#### Prompt:
Your task is to show every line in the listing below that includes "JSON".

#### Available records:
□ □ □ □ □ □ □

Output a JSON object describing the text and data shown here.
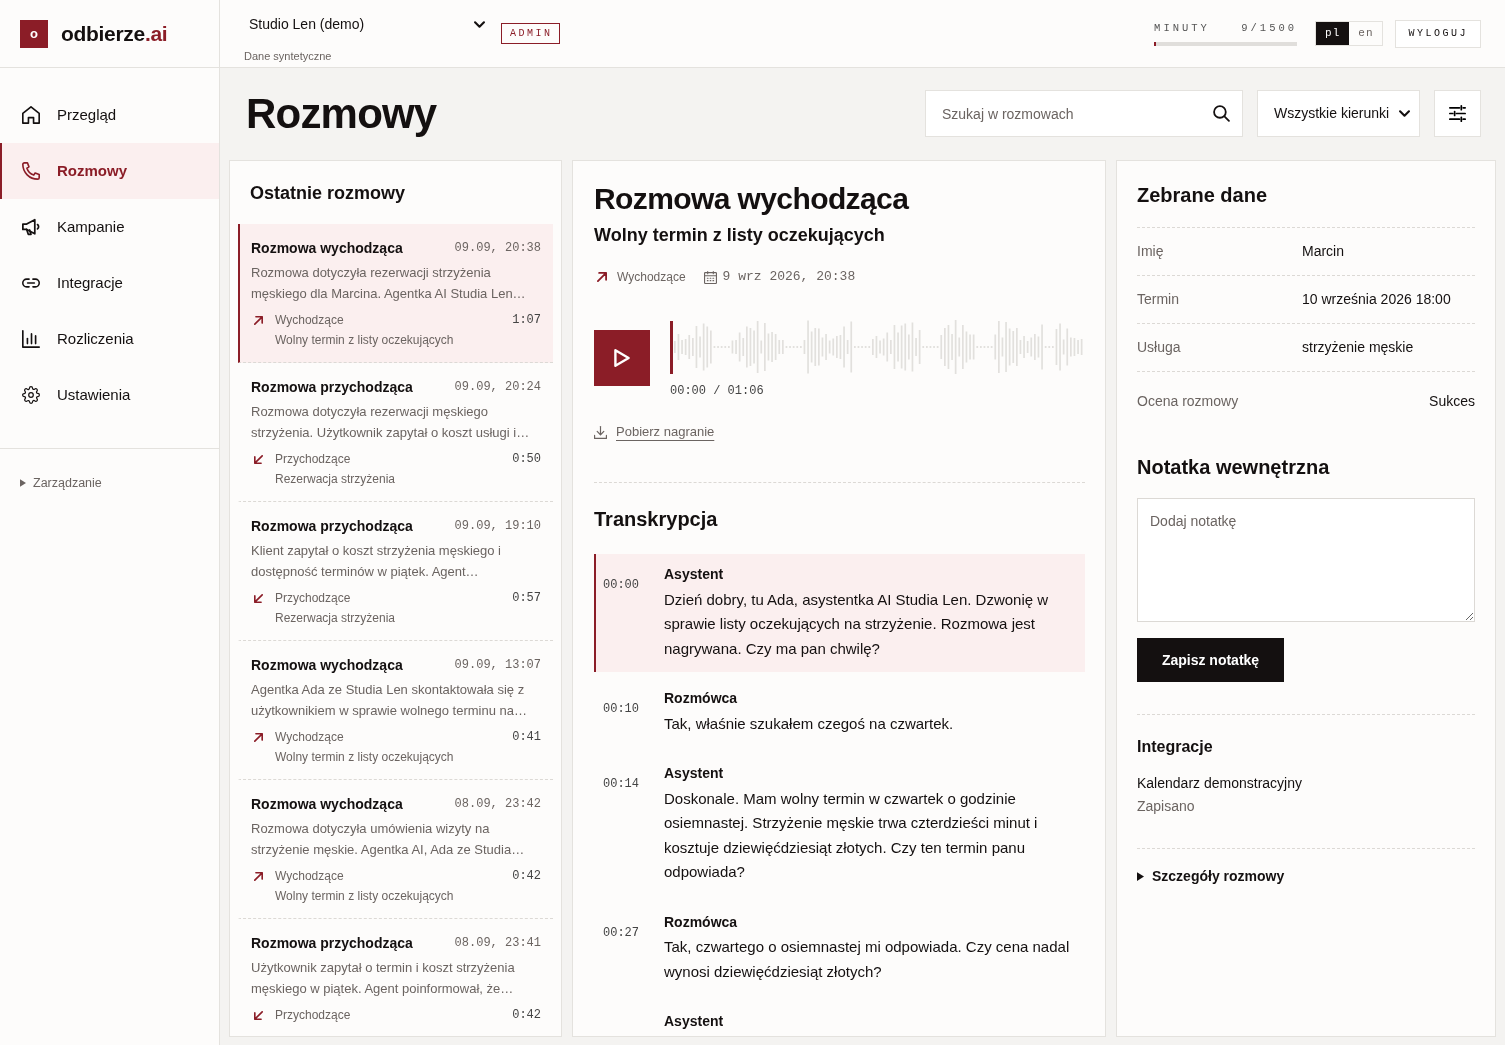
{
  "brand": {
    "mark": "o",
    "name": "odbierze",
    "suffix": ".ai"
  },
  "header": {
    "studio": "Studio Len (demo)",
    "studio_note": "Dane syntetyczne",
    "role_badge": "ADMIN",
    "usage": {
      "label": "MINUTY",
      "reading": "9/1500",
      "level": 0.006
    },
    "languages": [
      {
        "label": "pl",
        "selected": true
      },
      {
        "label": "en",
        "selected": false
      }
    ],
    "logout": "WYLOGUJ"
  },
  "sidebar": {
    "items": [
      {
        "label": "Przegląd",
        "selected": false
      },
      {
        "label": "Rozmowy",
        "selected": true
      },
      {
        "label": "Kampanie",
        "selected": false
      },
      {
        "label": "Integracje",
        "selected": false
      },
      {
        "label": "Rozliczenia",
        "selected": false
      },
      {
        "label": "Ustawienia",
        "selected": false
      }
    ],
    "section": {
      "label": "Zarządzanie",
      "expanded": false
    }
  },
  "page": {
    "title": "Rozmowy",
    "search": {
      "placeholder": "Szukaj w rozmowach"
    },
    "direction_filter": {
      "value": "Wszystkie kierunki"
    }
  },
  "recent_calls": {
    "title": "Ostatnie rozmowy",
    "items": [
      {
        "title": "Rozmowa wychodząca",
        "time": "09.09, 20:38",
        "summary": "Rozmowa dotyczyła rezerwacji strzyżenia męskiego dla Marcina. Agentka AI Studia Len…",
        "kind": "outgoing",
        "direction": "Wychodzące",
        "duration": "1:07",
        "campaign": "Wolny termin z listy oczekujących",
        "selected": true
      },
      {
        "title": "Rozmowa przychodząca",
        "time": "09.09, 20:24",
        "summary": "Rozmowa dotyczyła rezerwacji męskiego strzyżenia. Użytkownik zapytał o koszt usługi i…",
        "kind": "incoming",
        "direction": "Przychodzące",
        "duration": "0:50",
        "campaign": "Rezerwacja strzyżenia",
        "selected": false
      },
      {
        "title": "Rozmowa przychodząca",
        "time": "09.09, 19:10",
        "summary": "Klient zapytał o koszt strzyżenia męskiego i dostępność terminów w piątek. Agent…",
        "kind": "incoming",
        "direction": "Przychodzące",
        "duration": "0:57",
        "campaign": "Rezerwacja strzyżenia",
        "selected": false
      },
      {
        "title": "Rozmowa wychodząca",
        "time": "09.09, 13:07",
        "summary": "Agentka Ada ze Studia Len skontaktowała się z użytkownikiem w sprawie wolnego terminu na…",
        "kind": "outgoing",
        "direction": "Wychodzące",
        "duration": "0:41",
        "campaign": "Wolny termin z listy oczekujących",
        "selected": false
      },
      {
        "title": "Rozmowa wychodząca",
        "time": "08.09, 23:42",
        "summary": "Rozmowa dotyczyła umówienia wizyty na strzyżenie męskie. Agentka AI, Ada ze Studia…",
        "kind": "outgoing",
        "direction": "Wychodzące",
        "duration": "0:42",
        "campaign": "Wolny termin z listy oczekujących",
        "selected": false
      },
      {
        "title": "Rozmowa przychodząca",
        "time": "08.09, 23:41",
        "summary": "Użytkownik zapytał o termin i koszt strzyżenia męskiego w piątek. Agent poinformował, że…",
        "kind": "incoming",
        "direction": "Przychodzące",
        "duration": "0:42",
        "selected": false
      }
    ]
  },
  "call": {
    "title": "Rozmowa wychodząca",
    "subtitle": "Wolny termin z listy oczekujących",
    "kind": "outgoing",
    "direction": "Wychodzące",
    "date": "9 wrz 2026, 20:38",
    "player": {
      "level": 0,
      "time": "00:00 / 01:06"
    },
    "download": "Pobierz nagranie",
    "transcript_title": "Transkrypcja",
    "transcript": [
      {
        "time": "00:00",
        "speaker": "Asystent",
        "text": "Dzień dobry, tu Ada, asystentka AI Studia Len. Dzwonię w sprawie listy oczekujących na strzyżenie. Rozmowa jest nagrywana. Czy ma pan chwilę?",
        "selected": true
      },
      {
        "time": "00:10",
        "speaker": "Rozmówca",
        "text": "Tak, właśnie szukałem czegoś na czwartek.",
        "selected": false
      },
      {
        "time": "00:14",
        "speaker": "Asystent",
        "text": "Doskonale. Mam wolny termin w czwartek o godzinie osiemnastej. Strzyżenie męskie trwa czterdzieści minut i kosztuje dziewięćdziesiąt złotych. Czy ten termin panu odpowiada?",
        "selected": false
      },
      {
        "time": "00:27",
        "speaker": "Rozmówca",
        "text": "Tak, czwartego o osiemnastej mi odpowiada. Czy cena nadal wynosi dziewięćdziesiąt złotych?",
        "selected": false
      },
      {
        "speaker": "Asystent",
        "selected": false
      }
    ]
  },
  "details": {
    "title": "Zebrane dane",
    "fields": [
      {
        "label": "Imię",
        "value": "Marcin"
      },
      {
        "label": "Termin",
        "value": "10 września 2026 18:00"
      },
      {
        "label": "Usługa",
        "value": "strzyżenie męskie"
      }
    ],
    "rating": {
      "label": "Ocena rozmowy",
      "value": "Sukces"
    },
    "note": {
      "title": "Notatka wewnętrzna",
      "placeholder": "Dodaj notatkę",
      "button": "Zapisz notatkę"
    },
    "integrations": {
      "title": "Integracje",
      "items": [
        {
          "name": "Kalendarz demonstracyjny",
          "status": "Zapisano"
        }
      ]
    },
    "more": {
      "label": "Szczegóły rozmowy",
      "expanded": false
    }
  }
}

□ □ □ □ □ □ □

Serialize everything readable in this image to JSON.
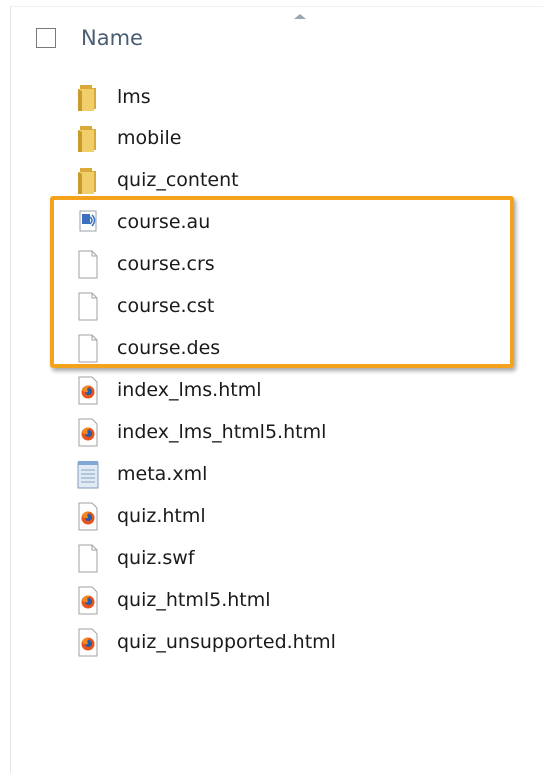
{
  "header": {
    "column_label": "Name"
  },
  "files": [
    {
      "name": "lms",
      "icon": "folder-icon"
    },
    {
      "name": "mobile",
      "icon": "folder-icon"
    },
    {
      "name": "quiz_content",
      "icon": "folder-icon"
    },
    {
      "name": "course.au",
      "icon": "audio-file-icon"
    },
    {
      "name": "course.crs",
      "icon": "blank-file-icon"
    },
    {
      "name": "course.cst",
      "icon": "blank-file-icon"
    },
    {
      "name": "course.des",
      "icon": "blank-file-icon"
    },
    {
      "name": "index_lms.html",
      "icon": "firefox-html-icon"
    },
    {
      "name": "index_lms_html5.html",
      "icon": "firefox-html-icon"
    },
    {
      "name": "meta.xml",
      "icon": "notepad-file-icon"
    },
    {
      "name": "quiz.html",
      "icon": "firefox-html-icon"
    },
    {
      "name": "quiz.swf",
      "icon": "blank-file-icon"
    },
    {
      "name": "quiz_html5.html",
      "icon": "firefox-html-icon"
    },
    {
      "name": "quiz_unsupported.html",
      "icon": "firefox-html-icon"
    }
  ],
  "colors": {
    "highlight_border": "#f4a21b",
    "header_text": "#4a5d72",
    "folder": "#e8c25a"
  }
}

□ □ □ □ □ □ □

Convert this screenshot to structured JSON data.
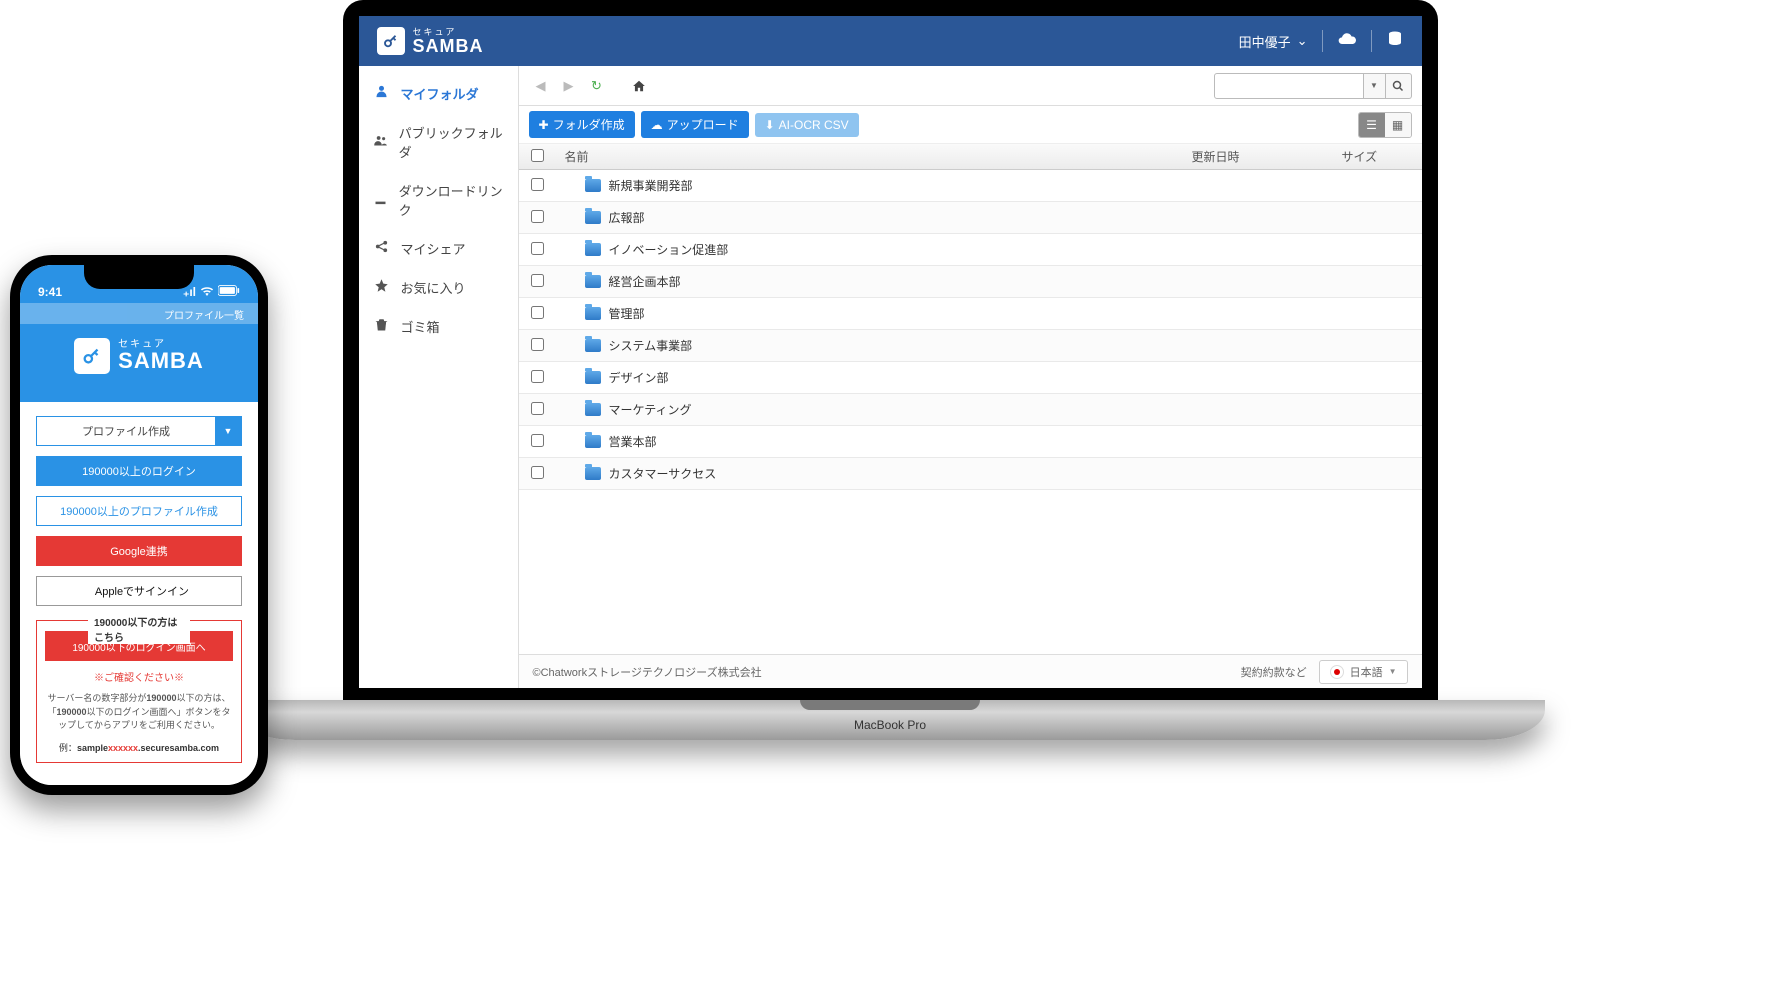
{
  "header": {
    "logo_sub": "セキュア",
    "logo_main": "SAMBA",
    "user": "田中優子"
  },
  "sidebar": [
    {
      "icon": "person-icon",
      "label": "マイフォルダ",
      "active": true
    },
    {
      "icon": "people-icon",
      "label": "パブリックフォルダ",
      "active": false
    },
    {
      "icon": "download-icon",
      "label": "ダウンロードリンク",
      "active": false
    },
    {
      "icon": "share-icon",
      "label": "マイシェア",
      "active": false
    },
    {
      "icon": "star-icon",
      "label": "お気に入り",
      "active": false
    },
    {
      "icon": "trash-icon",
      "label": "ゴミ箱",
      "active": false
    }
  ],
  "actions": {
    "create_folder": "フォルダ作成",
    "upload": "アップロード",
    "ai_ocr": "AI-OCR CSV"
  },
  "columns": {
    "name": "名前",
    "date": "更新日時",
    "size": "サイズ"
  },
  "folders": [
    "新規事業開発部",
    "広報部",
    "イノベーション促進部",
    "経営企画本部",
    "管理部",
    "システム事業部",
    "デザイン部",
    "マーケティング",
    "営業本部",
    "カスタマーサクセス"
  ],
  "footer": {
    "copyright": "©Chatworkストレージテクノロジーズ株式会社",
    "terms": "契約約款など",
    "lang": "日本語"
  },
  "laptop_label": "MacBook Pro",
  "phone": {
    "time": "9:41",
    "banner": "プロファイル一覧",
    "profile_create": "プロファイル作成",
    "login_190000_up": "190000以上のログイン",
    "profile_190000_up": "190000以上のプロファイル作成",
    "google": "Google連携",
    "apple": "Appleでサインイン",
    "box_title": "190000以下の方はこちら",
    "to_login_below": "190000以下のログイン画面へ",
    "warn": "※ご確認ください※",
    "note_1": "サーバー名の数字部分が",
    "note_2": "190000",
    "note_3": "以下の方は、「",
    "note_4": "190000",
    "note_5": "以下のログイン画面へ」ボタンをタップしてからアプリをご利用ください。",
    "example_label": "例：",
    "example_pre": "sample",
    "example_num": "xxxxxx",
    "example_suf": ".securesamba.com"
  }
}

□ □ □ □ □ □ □

#### Result for this task:
Output a JSON object describing the text and data shown here.
Serialize everything readable in this image to JSON.
Convert this screenshot to structured JSON data.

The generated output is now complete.